§ **ACTIVITY**:
Scan the records for "values". Show the matching lines.

§ **Stored data**:
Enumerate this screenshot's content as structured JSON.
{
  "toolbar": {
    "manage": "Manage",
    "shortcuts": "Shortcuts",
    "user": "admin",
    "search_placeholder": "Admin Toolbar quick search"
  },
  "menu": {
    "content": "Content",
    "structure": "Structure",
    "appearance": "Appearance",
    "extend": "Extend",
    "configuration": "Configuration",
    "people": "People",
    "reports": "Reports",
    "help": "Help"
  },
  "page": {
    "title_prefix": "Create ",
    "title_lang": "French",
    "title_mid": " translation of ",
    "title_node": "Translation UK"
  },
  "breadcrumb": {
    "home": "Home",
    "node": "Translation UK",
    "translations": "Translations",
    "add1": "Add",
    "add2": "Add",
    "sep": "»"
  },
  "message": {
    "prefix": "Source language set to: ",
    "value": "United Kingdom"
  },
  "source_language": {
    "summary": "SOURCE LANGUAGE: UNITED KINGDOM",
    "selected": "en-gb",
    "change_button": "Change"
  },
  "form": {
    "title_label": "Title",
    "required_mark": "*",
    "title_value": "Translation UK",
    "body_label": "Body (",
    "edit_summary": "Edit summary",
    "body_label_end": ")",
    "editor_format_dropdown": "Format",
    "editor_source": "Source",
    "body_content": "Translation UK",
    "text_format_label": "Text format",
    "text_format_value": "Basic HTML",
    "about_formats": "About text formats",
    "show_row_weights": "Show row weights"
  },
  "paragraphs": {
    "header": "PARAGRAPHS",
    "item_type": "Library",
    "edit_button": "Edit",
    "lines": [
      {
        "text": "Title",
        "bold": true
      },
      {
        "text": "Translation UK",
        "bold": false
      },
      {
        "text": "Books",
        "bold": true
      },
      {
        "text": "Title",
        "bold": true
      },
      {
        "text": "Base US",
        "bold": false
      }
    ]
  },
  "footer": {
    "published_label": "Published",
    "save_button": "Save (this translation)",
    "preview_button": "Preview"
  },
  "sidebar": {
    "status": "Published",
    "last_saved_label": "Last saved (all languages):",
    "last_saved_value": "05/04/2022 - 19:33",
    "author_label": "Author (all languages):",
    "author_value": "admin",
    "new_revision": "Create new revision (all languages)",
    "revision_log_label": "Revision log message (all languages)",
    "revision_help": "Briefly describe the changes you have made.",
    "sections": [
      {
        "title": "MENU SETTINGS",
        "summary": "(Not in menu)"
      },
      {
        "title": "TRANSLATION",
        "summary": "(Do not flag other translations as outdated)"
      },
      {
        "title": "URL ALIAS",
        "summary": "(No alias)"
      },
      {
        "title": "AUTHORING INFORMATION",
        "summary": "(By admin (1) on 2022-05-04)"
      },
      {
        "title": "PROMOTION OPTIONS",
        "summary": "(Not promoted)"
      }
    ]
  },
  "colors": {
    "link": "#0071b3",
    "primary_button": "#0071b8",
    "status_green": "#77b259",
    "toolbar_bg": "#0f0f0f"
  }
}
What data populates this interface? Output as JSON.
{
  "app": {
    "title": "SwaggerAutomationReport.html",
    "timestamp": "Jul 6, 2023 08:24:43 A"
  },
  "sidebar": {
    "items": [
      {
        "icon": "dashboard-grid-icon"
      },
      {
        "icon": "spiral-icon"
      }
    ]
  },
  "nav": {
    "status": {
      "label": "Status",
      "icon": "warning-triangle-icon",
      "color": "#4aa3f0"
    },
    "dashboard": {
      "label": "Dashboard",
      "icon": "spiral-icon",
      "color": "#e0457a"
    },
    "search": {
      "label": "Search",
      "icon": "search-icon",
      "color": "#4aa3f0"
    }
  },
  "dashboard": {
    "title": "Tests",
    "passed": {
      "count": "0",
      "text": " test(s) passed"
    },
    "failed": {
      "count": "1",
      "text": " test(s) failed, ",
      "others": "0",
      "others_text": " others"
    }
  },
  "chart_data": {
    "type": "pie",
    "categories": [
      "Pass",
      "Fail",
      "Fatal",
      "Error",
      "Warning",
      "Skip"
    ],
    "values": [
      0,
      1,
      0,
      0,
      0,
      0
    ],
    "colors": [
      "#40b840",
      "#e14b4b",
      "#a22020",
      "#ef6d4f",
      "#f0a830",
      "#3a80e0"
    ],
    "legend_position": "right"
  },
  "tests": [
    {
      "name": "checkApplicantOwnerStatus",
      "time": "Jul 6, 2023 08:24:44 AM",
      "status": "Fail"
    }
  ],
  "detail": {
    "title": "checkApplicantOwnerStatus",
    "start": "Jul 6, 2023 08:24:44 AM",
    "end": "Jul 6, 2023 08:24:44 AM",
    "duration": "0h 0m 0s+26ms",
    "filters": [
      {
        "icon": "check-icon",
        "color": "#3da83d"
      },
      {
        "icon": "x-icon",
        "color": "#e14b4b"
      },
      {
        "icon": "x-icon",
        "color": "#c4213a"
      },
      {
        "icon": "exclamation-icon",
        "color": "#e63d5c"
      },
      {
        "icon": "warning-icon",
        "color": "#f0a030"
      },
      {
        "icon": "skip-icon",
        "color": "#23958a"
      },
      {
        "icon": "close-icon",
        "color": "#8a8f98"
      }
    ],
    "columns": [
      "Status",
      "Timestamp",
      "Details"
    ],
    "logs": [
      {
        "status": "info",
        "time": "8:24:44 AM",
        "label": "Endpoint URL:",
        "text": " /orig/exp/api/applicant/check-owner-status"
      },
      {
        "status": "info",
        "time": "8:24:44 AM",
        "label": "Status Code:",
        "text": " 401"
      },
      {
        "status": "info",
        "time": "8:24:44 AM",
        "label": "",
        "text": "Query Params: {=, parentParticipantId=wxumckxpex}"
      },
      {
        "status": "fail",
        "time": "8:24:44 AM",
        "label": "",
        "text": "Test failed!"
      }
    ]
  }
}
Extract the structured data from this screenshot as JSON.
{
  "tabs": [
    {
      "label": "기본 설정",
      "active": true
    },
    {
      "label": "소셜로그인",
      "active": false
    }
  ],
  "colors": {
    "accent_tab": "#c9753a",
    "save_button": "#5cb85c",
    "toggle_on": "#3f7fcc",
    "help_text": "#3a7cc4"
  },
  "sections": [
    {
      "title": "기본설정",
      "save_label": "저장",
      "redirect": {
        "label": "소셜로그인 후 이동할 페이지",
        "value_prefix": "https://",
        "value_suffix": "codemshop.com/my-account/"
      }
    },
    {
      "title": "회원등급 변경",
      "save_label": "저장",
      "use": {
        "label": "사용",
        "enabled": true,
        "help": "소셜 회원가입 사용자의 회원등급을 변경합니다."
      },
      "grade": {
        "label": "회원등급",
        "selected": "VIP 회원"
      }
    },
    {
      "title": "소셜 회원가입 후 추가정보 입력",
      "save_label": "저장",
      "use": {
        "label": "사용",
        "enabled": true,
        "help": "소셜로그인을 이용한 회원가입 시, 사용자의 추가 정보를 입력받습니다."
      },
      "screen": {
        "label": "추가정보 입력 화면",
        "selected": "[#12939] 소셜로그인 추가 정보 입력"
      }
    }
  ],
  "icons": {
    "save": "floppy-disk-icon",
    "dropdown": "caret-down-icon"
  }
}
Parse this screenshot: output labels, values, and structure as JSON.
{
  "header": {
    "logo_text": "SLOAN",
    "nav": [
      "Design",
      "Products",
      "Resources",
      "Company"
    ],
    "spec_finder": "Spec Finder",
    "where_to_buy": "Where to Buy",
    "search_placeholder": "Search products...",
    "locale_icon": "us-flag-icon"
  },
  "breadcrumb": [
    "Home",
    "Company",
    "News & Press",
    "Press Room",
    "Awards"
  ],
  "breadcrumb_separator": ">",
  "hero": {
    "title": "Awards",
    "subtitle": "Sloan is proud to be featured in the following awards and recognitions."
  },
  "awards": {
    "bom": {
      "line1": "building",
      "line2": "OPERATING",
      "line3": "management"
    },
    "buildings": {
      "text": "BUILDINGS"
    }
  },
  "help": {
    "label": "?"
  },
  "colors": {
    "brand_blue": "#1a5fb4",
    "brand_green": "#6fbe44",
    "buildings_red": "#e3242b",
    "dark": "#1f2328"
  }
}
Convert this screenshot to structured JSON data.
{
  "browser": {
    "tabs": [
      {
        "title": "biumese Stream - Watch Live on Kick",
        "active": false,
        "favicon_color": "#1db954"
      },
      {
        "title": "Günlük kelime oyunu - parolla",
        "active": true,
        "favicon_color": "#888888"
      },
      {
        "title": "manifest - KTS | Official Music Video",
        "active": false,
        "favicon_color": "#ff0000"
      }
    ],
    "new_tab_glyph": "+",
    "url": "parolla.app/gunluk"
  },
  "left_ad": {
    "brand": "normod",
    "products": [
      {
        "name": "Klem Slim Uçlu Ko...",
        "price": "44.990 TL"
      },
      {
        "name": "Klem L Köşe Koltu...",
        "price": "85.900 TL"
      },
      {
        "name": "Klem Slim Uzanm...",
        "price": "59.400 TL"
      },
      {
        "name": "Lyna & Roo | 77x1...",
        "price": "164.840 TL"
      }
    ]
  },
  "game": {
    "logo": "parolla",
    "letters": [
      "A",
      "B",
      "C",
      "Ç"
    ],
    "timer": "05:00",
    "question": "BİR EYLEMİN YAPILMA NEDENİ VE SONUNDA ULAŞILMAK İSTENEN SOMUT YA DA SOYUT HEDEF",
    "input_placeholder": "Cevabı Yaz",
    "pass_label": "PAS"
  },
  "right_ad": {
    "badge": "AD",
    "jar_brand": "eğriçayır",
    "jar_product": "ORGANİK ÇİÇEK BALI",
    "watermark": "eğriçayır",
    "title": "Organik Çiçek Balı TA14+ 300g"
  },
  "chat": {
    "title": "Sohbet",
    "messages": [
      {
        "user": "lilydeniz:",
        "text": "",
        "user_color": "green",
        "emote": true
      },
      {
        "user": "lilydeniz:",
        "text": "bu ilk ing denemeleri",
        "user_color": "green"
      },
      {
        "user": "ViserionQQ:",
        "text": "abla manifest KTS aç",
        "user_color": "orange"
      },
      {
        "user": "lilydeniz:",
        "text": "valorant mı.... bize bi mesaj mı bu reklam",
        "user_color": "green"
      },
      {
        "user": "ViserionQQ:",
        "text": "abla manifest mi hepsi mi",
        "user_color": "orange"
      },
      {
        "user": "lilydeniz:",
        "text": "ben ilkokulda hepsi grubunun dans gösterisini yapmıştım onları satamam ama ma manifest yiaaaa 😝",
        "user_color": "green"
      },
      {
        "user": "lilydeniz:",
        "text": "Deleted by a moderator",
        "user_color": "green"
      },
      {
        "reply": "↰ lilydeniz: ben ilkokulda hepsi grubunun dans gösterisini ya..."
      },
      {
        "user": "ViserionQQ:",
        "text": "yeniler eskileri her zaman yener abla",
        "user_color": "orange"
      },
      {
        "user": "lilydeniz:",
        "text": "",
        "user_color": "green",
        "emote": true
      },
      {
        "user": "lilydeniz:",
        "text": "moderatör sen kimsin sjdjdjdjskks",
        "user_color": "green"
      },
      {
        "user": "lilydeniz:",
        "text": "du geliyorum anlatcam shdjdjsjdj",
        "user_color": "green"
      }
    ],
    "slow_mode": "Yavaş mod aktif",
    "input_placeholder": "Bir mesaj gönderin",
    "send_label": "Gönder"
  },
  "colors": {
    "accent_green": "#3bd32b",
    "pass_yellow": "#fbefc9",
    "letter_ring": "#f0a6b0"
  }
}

§ **TASK RESULT**:
    "values": [
Parse this screenshot: output labels, values, and structure as JSON.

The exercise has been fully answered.